Finneon / Lumineon
This pair of evolving fish does a bit better, thanks to their cool color designs and bodies, which actually glow at night. That’s why “neon” is in the name.
Chinchou / Lanturn
Both of these Pokémon are angler fish, though only the evolved form really looks like it. Lanturn also avoids the horrifying, fanged face that real-life anglers have. Chinchou also gets some bonus points for having eyes unlike any other Pokémon in the series.
Basculin / Basculegion
Basculin and Basculegion mostly earn this spot due to clever wordplay, but their evolutionary chain is pretty interesting too. Basculin comes in three forms, with either red, blue, or white stripes. Only the white-striped ones can evolve in Basculegion.
Arrokuda / Barraskewda
These swimmers also jump up the list as a result of good wordplay — their names are just so fun to say. Plus, they’ll probably put Heart in your head, and that’s never a bad thing.
Clamperl / Huntail / Gorebyss
Clearly, Clamperl isn’t a fish, but it’s here because it can evolve into two different, actual fish. Huntail is the result of trading one that holds a Deep Sea Tooth, while Gorebyss comes from trading one holding a Deep Sea Scale. Split evolutionary chains are always neat in Pokémon.
Mantyke / Mantine
Speaking of evolutions, Mantyke has a rather unique one. If you have a Remoraid in your party, then Mantyke will evolve into a Mantine to protect it. Plus, manta rays are such cool animals to base a Pokémon on.
Qwilfish / Overqwil
Qwilfish, the puffer fish Pokémon, is another standout design. Its evolution, first introduced in Legends: Arceus, makes the spiny guy look even more dangerous.

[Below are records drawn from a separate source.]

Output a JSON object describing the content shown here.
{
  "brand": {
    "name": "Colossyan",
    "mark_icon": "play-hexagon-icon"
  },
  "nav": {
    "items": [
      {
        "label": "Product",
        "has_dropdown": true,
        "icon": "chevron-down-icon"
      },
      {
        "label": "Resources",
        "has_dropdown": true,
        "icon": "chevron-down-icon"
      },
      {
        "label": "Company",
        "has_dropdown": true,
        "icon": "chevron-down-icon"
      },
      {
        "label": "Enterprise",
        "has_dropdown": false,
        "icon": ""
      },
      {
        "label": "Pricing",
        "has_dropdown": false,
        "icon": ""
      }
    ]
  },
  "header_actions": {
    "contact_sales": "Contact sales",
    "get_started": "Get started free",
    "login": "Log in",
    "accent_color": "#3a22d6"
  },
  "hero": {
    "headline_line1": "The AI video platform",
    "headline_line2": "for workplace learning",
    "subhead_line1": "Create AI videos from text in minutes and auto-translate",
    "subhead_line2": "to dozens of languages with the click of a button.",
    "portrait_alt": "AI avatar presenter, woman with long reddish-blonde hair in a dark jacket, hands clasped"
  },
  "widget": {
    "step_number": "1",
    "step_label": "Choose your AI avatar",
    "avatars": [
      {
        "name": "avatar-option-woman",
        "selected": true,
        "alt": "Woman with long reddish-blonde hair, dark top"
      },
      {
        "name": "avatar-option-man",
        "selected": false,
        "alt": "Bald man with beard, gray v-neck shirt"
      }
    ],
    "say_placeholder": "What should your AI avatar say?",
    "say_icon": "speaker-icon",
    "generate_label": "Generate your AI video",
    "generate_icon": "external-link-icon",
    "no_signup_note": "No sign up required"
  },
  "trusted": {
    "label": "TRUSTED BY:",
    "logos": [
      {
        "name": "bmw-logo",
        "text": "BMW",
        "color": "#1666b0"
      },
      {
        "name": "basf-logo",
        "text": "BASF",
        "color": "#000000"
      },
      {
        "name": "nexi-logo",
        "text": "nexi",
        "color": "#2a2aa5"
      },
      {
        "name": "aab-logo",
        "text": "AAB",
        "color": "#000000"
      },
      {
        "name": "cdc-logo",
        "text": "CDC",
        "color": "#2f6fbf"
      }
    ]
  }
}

Overqwil is such a perfect edgelord name too.
Skrelp / Dragalge
Skrelp the sea dragon has a great look, almost resembling a little aquatic Robin Hood with a feather in his archery cap. Its evolution cranks up the danger meter: Dragalge is a poison/dragon type.
Tynamo / Eelektrik / Eelektross
This evolutionary chain, first introduced in Black and White, has a fun progression. You start with the little Tynamo, with its cute beady eyes. That evolves into Eelektrik, whose constantly shocked face screams “I can’t believe what I’ve done inside that Pokéball. Finally, you get Eelektross, who comes into contact with a Thunder Stone and becomes the underwater embodiment of electricity.
Wishiwashi isn’t much too look at by itself, and it’ll burst into tears if you stare too long. However, it’s the only fish Pokémon that actually schools together like real-world fish would, resulting in a swimming Voltron of underwater wonder.
Carvanha / Sharpedo
Piranhas shouldn’t really turn into sharks, but that’s exactly what happens with this evolutionary pair. Both look intimidating enough as it is, and then you realize that Sharpedo manages to be a powerhouse with only half a body.
Feebas / Milotic
Feebas climbs toward the top of the list thanks to its evolution, easily the biggest glow-up of any Pokémon. Even better, it evolves when traded with a Prism Scale, which means you have to (at least temporarily) give up the ugly fish for its inner beauty to shine through.
Goldeen / Seaking
As we reach the top spots, we simply have to include this original Pokémon. Misty has been rocking Goldeen since Pokémon Red and Blue, and every kid loves goldfish.
Horsea / Seadra / Kingdra
Another original, Horsea just edges out Goldeen by virtue of having a third evolution. What’s nice is that both Horsea and Goldeen are available in Red or Blue, when you might expect the rival water types to be version exclusives.
Why does this seemingly simple, bored Pokémon take second place? Relicanth is a coelacanth, the oldest known fish species on the planet — an endangered group that scientists long thought had no living relatives. There’s a reason the species is considered a big deal to Animal Crossing fans too.
Who else could it be? Sure, Magikarp gets meme-ed as a stupid carp that flops around doing useless Splash attacks, but it becomes so much more than that. It ascends to Gyrados, leaving behind its fishy form entirely, embodying the Japanese folk tale of the carp that swims up the waterfall to become a dragon. This led to it starring in its own mobile game, Magikarp Jump.